• **DATA SHOWN**:

┄┄┄┄┄┄

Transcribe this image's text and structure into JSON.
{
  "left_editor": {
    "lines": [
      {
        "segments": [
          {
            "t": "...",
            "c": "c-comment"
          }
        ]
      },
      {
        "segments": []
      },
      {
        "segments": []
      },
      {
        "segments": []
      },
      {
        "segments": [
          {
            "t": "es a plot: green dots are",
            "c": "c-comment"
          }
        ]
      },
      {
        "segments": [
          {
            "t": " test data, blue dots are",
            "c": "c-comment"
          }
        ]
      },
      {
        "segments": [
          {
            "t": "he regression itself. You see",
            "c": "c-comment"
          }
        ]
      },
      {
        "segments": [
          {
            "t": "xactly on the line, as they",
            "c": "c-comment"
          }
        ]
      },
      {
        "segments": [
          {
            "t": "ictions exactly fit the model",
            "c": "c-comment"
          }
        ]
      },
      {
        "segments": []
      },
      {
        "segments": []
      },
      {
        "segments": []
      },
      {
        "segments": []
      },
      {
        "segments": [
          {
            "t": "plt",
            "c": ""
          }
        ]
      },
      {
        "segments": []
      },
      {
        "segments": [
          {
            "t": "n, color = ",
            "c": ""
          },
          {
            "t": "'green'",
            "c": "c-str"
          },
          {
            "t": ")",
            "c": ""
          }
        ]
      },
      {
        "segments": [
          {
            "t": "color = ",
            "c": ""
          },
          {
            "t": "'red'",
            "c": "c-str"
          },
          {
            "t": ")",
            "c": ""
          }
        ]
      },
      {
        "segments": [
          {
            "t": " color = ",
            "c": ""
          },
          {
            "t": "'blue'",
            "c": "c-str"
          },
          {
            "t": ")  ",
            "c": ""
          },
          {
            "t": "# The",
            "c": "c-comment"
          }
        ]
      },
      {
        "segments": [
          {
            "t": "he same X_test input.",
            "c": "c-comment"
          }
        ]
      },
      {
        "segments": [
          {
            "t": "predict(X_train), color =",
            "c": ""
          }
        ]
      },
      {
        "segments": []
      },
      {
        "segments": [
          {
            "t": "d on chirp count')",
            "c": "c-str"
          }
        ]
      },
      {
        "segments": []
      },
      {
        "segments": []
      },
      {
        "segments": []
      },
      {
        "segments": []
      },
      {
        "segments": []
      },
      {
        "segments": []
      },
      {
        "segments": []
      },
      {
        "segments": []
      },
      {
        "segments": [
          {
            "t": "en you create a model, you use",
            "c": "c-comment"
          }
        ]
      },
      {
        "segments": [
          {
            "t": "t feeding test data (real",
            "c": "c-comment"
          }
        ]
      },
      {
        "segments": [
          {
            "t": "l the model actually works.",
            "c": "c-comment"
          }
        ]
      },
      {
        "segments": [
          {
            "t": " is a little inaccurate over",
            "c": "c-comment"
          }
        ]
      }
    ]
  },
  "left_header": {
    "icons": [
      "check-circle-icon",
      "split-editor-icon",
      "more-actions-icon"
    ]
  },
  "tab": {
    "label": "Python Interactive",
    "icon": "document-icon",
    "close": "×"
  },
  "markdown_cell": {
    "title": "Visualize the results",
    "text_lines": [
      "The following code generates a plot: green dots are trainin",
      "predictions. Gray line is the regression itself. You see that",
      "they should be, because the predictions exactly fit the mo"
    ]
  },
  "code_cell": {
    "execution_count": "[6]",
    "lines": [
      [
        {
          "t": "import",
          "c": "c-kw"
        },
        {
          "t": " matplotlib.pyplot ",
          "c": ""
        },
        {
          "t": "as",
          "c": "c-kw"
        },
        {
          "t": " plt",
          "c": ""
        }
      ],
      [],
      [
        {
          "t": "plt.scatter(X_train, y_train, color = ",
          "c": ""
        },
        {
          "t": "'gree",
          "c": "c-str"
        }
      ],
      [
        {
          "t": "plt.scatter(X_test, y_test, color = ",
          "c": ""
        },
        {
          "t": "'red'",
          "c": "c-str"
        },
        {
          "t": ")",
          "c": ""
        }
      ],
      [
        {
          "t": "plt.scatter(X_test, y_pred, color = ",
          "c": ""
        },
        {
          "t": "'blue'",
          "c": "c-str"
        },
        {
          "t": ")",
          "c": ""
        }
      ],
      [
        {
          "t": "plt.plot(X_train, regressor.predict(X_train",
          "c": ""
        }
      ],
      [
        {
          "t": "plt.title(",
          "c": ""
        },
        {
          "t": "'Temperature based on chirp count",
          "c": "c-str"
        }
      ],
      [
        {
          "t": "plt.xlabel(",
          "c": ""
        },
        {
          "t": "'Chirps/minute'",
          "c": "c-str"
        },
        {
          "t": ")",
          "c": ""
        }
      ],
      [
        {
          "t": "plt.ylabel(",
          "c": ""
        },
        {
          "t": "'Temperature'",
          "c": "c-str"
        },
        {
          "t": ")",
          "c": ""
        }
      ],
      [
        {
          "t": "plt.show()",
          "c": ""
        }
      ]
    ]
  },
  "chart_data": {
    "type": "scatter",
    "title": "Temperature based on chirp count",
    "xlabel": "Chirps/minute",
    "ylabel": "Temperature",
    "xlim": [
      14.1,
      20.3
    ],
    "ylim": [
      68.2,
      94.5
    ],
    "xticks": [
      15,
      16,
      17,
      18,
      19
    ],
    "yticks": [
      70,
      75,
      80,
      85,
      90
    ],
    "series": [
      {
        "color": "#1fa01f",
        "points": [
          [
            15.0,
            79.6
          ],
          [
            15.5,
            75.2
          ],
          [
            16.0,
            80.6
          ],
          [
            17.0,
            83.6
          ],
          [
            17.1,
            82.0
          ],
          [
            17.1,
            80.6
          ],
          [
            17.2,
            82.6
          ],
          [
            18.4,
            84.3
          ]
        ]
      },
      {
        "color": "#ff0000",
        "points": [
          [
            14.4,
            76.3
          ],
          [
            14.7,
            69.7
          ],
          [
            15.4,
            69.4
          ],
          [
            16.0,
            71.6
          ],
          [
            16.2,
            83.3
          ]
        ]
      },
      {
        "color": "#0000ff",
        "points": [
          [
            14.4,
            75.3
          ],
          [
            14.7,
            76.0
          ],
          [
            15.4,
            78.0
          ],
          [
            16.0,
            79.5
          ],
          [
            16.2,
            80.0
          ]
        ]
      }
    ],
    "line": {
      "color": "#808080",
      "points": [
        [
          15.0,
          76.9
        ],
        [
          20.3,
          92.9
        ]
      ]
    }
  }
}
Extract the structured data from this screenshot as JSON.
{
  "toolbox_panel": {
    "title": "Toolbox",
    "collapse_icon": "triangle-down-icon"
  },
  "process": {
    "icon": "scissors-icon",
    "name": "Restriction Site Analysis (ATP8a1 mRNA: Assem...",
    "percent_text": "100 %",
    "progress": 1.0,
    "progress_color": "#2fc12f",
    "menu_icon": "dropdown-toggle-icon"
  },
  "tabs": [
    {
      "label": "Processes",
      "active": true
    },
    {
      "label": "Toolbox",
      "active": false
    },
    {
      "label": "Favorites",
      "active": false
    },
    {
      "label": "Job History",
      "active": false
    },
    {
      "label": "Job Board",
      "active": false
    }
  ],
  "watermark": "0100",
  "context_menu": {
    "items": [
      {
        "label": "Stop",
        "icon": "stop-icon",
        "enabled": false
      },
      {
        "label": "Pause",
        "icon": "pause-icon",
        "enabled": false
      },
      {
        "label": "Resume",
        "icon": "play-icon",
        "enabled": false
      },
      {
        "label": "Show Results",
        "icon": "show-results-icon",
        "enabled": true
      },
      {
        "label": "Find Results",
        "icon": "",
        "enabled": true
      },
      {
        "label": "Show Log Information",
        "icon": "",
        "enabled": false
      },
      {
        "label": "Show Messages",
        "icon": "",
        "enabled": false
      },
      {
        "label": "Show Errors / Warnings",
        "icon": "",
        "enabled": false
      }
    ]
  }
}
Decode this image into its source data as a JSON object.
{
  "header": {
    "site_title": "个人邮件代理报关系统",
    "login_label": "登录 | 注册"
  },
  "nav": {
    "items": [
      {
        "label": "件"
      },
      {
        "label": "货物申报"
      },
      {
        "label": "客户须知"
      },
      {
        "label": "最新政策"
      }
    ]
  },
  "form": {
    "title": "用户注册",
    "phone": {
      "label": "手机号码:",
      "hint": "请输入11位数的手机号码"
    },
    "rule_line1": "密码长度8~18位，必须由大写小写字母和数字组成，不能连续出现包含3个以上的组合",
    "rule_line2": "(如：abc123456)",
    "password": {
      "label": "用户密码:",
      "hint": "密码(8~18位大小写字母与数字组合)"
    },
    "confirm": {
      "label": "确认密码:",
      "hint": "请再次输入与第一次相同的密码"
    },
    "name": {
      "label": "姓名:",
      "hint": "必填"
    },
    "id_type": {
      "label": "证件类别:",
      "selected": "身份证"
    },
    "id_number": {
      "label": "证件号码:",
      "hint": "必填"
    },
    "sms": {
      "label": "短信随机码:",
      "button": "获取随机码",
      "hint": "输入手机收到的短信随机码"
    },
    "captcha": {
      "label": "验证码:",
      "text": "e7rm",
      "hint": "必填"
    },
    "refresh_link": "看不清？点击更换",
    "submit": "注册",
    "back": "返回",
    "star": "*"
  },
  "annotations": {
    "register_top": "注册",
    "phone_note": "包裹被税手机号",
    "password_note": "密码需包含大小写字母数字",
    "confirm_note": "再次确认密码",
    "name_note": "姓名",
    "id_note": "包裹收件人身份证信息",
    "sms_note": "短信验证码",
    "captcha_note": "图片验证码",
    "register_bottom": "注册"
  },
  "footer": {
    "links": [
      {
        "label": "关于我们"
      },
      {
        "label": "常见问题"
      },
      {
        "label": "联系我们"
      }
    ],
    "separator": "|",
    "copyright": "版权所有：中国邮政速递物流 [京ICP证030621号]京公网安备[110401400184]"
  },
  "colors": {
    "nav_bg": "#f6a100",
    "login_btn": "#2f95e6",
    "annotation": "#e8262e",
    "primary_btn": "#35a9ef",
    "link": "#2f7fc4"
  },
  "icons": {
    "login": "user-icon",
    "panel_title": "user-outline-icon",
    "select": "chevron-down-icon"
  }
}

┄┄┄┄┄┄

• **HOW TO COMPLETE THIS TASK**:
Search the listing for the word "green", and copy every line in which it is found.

• **WORKED SOLUTION**:
            "t": "es a plot: green dots are",
            "t": "'green'",
      "The following code generates a plot: green dots are trainin",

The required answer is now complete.